• [WHAT YOU SHOULD DO]: Search the material below for "this" and copy every line where it occurs.

-*-

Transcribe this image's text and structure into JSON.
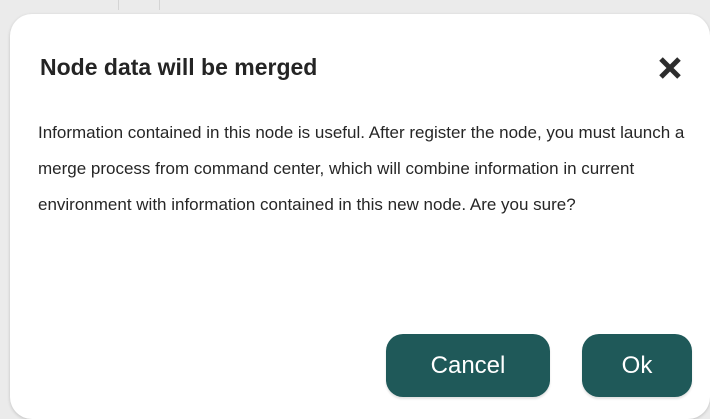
{
  "dialog": {
    "title": "Node data will be merged",
    "message": "Information contained in this node is useful. After register the node, you must launch a merge process from command center, which will combine information in current environment with information contained in this new node. Are you sure?",
    "close_icon": "close-x-icon",
    "buttons": {
      "cancel": "Cancel",
      "ok": "Ok"
    }
  },
  "colors": {
    "button_accent": "#1f5959",
    "title_text": "#242424",
    "body_text": "#262626",
    "dialog_background": "#ffffff"
  }
}
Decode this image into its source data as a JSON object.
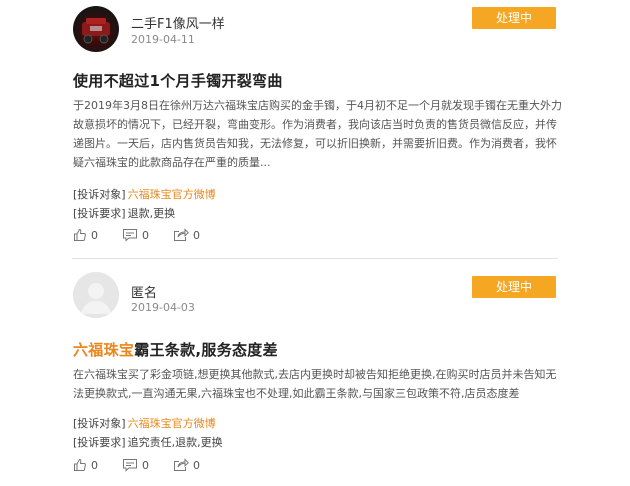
{
  "posts": [
    {
      "username": "二手F1像风一样",
      "date": "2019-04-11",
      "status": "处理中",
      "title_highlight": "",
      "title": "使用不超过1个月手镯开裂弯曲",
      "body": "于2019年3月8日在徐州万达六福珠宝店购买的金手镯，于4月初不足一个月就发现手镯在无重大外力故意损坏的情况下，已经开裂，弯曲变形。作为消费者，我向该店当时负责的售货员微信反应，并传递图片。一天后，店内售货员告知我，无法修复，可以折旧换新，并需要折旧费。作为消费者，我怀疑六福珠宝的此款商品存在严重的质量...",
      "target_label": "[投诉对象]",
      "target_value": "六福珠宝官方微博",
      "demand_label": "[投诉要求]",
      "demand_value": "退款,更换",
      "likes": "0",
      "comments": "0",
      "shares": "0"
    },
    {
      "username": "匿名",
      "date": "2019-04-03",
      "status": "处理中",
      "title_highlight": "六福珠宝",
      "title": "霸王条款,服务态度差",
      "body": "在六福珠宝买了彩金项链,想更换其他款式,去店内更换时却被告知拒绝更换,在购买时店员并未告知无法更换款式,一直沟通无果,六福珠宝也不处理,如此霸王条款,与国家三包政策不符,店员态度差",
      "target_label": "[投诉对象]",
      "target_value": "六福珠宝官方微博",
      "demand_label": "[投诉要求]",
      "demand_value": "追究责任,退款,更换",
      "likes": "0",
      "comments": "0",
      "shares": "0"
    }
  ],
  "icons": {
    "avatar_1": "red-car-engine-avatar",
    "avatar_2": "default-anonymous-avatar",
    "like": "thumbs-up-icon",
    "comment": "comment-bubble-icon",
    "share": "share-arrow-icon"
  },
  "colors": {
    "badge": "#f5a623",
    "highlight": "#e8871e"
  }
}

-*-

• [RESPONSE BELOW]:
Transcribe this image's text and structure into JSON.
    "message": "Information contained in this node is useful. After register the node, you must launch a merge process from command center, which will combine information in current environment with information contained in this new node. Are you sure?",
Decode this image into its source data as a JSON object.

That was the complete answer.